The protocol for naming species was invented in the 1700s by Swedish botanist Carl Linnaeus.Linnaeus created the system of “binomial nomenclature,” which uses only two designations–genus and specific epithet as the species name.
For example: This is something to check when proofreading your text.
Cultivar names are dictated by International Code of Nomenclature for Cultivated Plants When writing, the cultivar name is added after genus or specific epithet and is put in single quotes without italicization.
If we use the scientific name, we need only to use the first letter of the genus followed by a period and the specific epithet.
For example: In this case, “spp.” is an abbreviation for “several species” (“sp” is the designation for one species) in the genus. If you are focusing on a few species in particular, you would refer to the species name of each one.
Taylor, Morris, & Schulman 1993), or even the work of someone you have never met, as long as your name happens to be on the paper (e.g. In this paper, we discuss scientific research (section 2), scientific writing (section 3) and scientific publication (section 4), and draw some conclusions (section 5). You have spent years on a project and have finally discovered that you cannot solve the problem you set out to solve.
The purpose of science is to get paid for doing fun stuff if you're not a good enough programmer to write computer games for a living (Schulman et al. Nominally, science involves discovering something new about the universe, but this is not really necessary. In order to obtain a grant, your application must state that the research will discover something incredibly fundamental. Nonetheless, you have a responsibility to present your research to the scientific community (Schulman et al. Be aware that negative results can be just as important as positive results, and also that if you don't publish enough you will never be able to stay in science.
Members of the staff in the Colorado State University Writing Center were among the group that migrated the guides to the new system.
We are particularly grateful to Carrie Lamanna, Patricia Lincoln, Aubrey Johnson, Christina Shane, Jennifer Lawson, Karen Buntinas, and Ellen Palmquist for their efforts in migrating, editing, and updating the guides.
We (meaning I) present observations on the scientific publishing process which (meaning that) are important and timely in that unless I have more published papers soon, I will never get another job.

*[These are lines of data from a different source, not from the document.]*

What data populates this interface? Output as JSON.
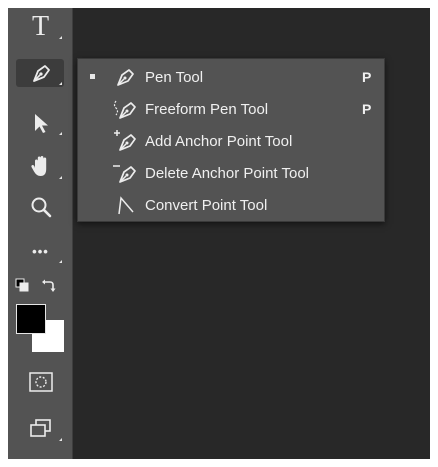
{
  "toolbar": {
    "tools": [
      {
        "name": "type-tool",
        "icon": "type-icon",
        "label": "T"
      },
      {
        "name": "pen-tool",
        "icon": "pen-icon",
        "active": true
      },
      {
        "name": "path-selection-tool",
        "icon": "arrow-selection-icon"
      },
      {
        "name": "hand-tool",
        "icon": "hand-icon"
      },
      {
        "name": "zoom-tool",
        "icon": "zoom-icon"
      },
      {
        "name": "edit-toolbar",
        "icon": "more-icon",
        "label": "•••"
      },
      {
        "name": "default-colors",
        "icon": "default-colors-icon"
      },
      {
        "name": "swap-colors",
        "icon": "swap-colors-icon"
      },
      {
        "name": "color-swatches",
        "foreground": "#000000",
        "background": "#ffffff"
      },
      {
        "name": "quick-mask",
        "icon": "quick-mask-icon"
      },
      {
        "name": "screen-mode",
        "icon": "screen-mode-icon"
      }
    ]
  },
  "pen_menu": {
    "items": [
      {
        "label": "Pen Tool",
        "shortcut": "P",
        "selected": true,
        "icon": "pen-icon"
      },
      {
        "label": "Freeform Pen Tool",
        "shortcut": "P",
        "icon": "freeform-pen-icon"
      },
      {
        "label": "Add Anchor Point Tool",
        "shortcut": "",
        "icon": "add-anchor-point-icon"
      },
      {
        "label": "Delete Anchor Point Tool",
        "shortcut": "",
        "icon": "delete-anchor-point-icon"
      },
      {
        "label": "Convert Point Tool",
        "shortcut": "",
        "icon": "convert-point-icon"
      }
    ]
  },
  "colors": {
    "toolbar_bg": "#535353",
    "canvas_bg": "#282828",
    "menu_bg": "#535353",
    "text": "#f0f0f0"
  }
}
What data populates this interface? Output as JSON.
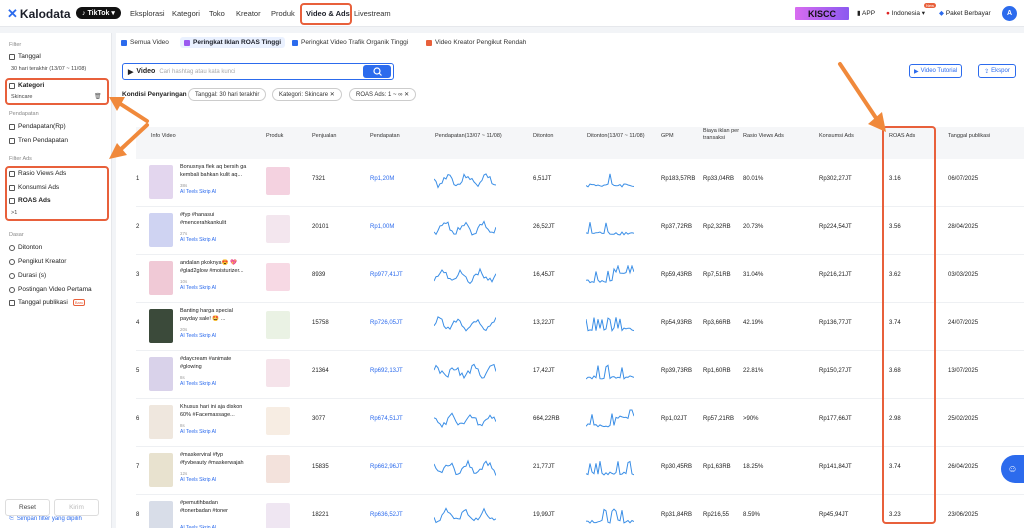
{
  "app": {
    "logo": "Kalodata",
    "platform": "TikTok"
  },
  "nav": {
    "items": [
      "Eksplorasi",
      "Kategori",
      "Toko",
      "Kreator",
      "Produk",
      "Video & Ads",
      "Livestream"
    ],
    "active": "Video & Ads"
  },
  "topright": {
    "promo": "KISCC",
    "app": "APP",
    "country": "Indonesia",
    "country_badge": "New",
    "plan": "Paket Berbayar",
    "avatar": "A"
  },
  "sidebar": {
    "filter_label": "Filter",
    "tanggal_label": "Tanggal",
    "tanggal_value": "30 hari terakhir (13/07 ~ 11/08)",
    "kategori_label": "Kategori",
    "kategori_value": "Skincare",
    "pendapatan_section": "Pendapatan",
    "pendapatan_rp": "Pendapatan(Rp)",
    "tren_pendapatan": "Tren Pendapatan",
    "filter_ads_section": "Filter Ads",
    "rasio_views_ads": "Rasio Views Ads",
    "konsumsi_ads": "Konsumsi Ads",
    "roas_ads": "ROAS Ads",
    "roas_value": ">1",
    "dasar_section": "Dasar",
    "ditonton": "Ditonton",
    "pengikut_kreator": "Pengikut Kreator",
    "durasi": "Durasi (s)",
    "postingan_video_pertama": "Postingan Video Pertama",
    "tanggal_publikasi": "Tanggal publikasi",
    "new_badge": "Baru",
    "save_filter": "Simpan filter yang dipilih",
    "reset": "Reset",
    "kirim": "Kirim"
  },
  "tabs": [
    "Semua Video",
    "Peringkat Iklan ROAS Tinggi",
    "Peringkat Video Trafik Organik Tinggi",
    "Video Kreator Pengikut Rendah"
  ],
  "search": {
    "label": "Video",
    "placeholder": "Cari hashtag atau kata kunci"
  },
  "buttons": {
    "tutorial": "Video Tutorial",
    "export": "Ekspor"
  },
  "conditions": {
    "label": "Kondisi Penyaringan",
    "chips": [
      "Tanggal: 30 hari terakhir",
      "Kategori: Skincare",
      "ROAS Ads: 1 ~ ∞"
    ]
  },
  "table": {
    "headers": [
      "Info Video",
      "Produk",
      "Penjualan",
      "Pendapatan",
      "Pendapatan(13/07 ~ 11/08)",
      "Ditonton",
      "Ditonton(13/07 ~ 11/08)",
      "GPM",
      "Biaya iklan per transaksi",
      "Rasio Views Ads",
      "Konsumsi Ads",
      "ROAS Ads",
      "Tanggal publikasi"
    ],
    "ai_label": "Teels Skrip AI",
    "rows": [
      {
        "rank": "1",
        "line1": "Bonusnya flek aq bersih ga",
        "line2": "kembali bahkan kulit aq...",
        "duration": "38s",
        "penjualan": "7321",
        "pendapatan": "Rp1,20M",
        "ditonton": "6,51JT",
        "gpm": "Rp183,57RB",
        "biaya": "Rp33,04RB",
        "rasio": "80.01%",
        "konsumsi": "Rp302,27JT",
        "roas": "3.16",
        "tanggal": "06/07/2025"
      },
      {
        "rank": "2",
        "line1": "#fyp #hanasui",
        "line2": "#mencerahkankulit",
        "duration": "27s",
        "penjualan": "20101",
        "pendapatan": "Rp1,00M",
        "ditonton": "26,52JT",
        "gpm": "Rp37,72RB",
        "biaya": "Rp2,32RB",
        "rasio": "20.73%",
        "konsumsi": "Rp224,54JT",
        "roas": "3.56",
        "tanggal": "28/04/2025"
      },
      {
        "rank": "3",
        "line1": "andalan pkoknya😍 💖",
        "line2": "#glad2glow #moisturizer...",
        "duration": "10s",
        "penjualan": "8939",
        "pendapatan": "Rp977,41JT",
        "ditonton": "16,45JT",
        "gpm": "Rp59,43RB",
        "biaya": "Rp7,51RB",
        "rasio": "31.04%",
        "konsumsi": "Rp216,21JT",
        "roas": "3.62",
        "tanggal": "03/03/2025"
      },
      {
        "rank": "4",
        "line1": "Banting harga special",
        "line2": "payday sale! 🤩 ...",
        "duration": "20s",
        "penjualan": "15758",
        "pendapatan": "Rp726,05JT",
        "ditonton": "13,22JT",
        "gpm": "Rp54,93RB",
        "biaya": "Rp3,66RB",
        "rasio": "42.19%",
        "konsumsi": "Rp136,77JT",
        "roas": "3.74",
        "tanggal": "24/07/2025"
      },
      {
        "rank": "5",
        "line1": "#daycream #animate",
        "line2": "#glowing",
        "duration": "8s",
        "penjualan": "21364",
        "pendapatan": "Rp692,13JT",
        "ditonton": "17,42JT",
        "gpm": "Rp39,73RB",
        "biaya": "Rp1,60RB",
        "rasio": "22.81%",
        "konsumsi": "Rp150,27JT",
        "roas": "3.68",
        "tanggal": "13/07/2025"
      },
      {
        "rank": "6",
        "line1": "Khusus hari ini aja diskon",
        "line2": "60% #Facemassage...",
        "duration": "8s",
        "penjualan": "3077",
        "pendapatan": "Rp674,51JT",
        "ditonton": "664,22RB",
        "gpm": "Rp1,02JT",
        "biaya": "Rp57,21RB",
        "rasio": ">90%",
        "konsumsi": "Rp177,66JT",
        "roas": "2.98",
        "tanggal": "25/02/2025"
      },
      {
        "rank": "7",
        "line1": "#maskerviral #fyp",
        "line2": "#fyvbeauty #maskerwajah",
        "duration": "12s",
        "penjualan": "15835",
        "pendapatan": "Rp662,96JT",
        "ditonton": "21,77JT",
        "gpm": "Rp30,45RB",
        "biaya": "Rp1,63RB",
        "rasio": "18.25%",
        "konsumsi": "Rp141,84JT",
        "roas": "3.74",
        "tanggal": "26/04/2025"
      },
      {
        "rank": "8",
        "line1": "#pemutihbadan",
        "line2": "#tonerbadan #toner",
        "duration": "",
        "penjualan": "18221",
        "pendapatan": "Rp636,52JT",
        "ditonton": "19,99JT",
        "gpm": "Rp31,84RB",
        "biaya": "Rp216,55",
        "rasio": "8.59%",
        "konsumsi": "Rp45,94JT",
        "roas": "3.23",
        "tanggal": "23/06/2025"
      }
    ]
  },
  "colors": {
    "accent": "#2c6bed",
    "highlight": "#e8603b"
  }
}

These observations are consistent with the theory that it is difficult to do good science, write good scientific papers, and have enough publications to get future jobs. Schulman 1988; Schulman & Fomalont 1992; Schulman, Bregman, & Roberts 1994; Schulman & Bregman 1995; Schulman 1996) are an important, though poorly understood, method of publication.